DENMARK – The Danish watchdog has reprimanded labour-market pension fund Sampension for giving customers apparently personalised pension figures that were in fact generic.
The Danish FSA (Finanstilsynet) said Sampension's actions were contrary to good practice and gave the fund an official order (Påbud) to ensure it adhered to the principles in future.
In 2009, Sampension sent out a letter to a large group of customers.
The FSA said the company had formulated the letter in such a way that customers thought it was a personal recommendation, based on an individual assessment of each customer's situation.
Sampension's letter was accompanied by a leaflet entitled: "Your personal data".
This had included impact calculations to help the customer decide whether or not to switch from one pension product to another.
Annette Bjaalund Andersen, head of section at the FSA, said: "The decision states that letters should not create the impression of being an assessment of the individual customer's position, if the pension fund has not undertaken a concrete, individual assessment itself."
The regulator also warned Sampension that a reduction in coverage – such as a lack of partner's pension as a result of a change in plan – must be given a prominent position in customer letters.
The FSA's investigation followed a complaint from the partner of a scheme member who had chosen shortly before their death to switch to the 3 i 1 Livspension (3-in-1 Lifelong pension), after reading information from Sampension.

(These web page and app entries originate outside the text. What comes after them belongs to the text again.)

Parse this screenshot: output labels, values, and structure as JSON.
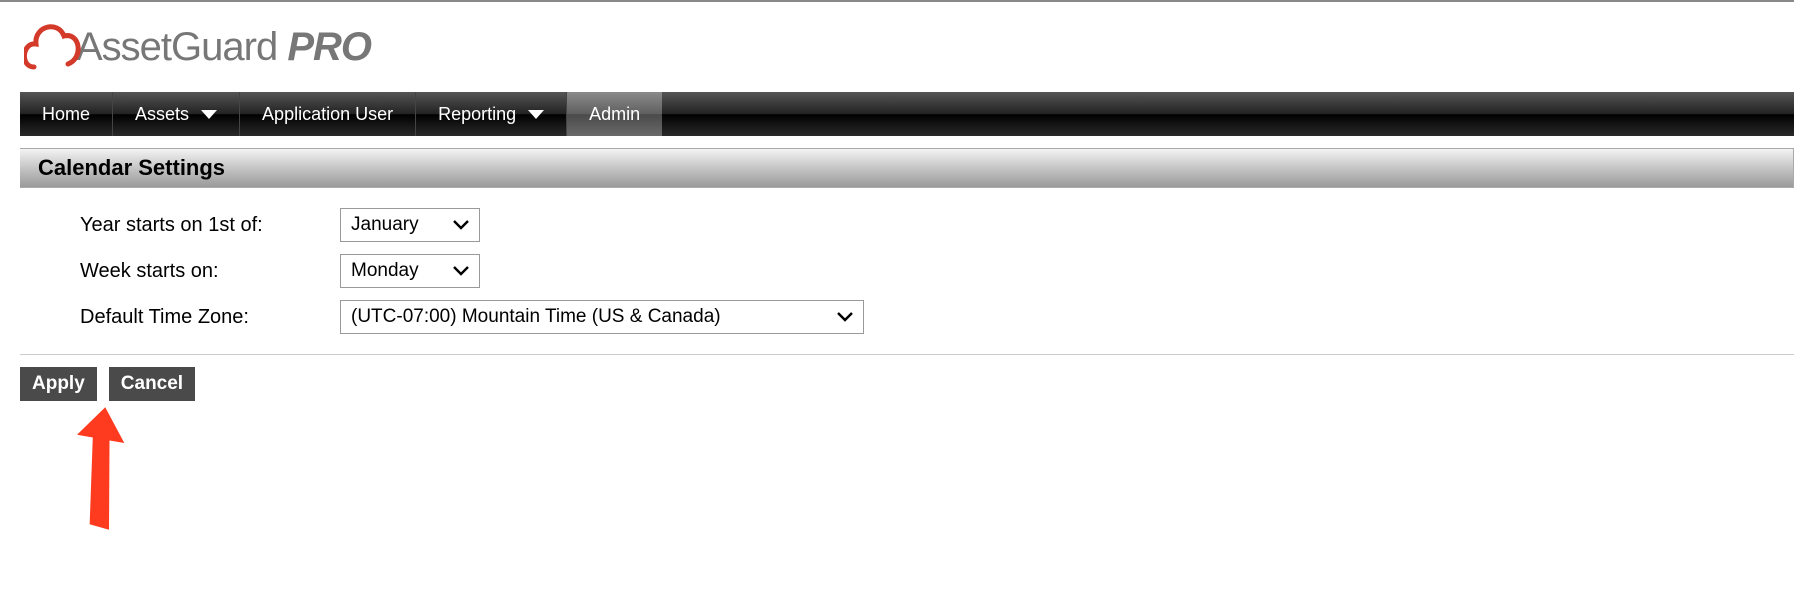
{
  "brand": {
    "name_a": "AssetGuard ",
    "name_b": "PRO"
  },
  "nav": {
    "items": [
      {
        "label": "Home",
        "dropdown": false,
        "active": false
      },
      {
        "label": "Assets",
        "dropdown": true,
        "active": false
      },
      {
        "label": "Application User",
        "dropdown": false,
        "active": false
      },
      {
        "label": "Reporting",
        "dropdown": true,
        "active": false
      },
      {
        "label": "Admin",
        "dropdown": false,
        "active": true
      }
    ]
  },
  "panel": {
    "title": "Calendar Settings",
    "fields": {
      "year_start": {
        "label": "Year starts on 1st of:",
        "value": "January"
      },
      "week_start": {
        "label": "Week starts on:",
        "value": "Monday"
      },
      "time_zone": {
        "label": "Default Time Zone:",
        "value": "(UTC-07:00) Mountain Time (US & Canada)"
      }
    }
  },
  "buttons": {
    "apply": "Apply",
    "cancel": "Cancel"
  }
}
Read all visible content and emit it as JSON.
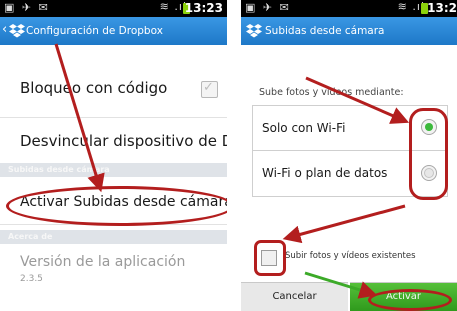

Unlike the customer's original pension plan, the new pension product did not include a partner's pension.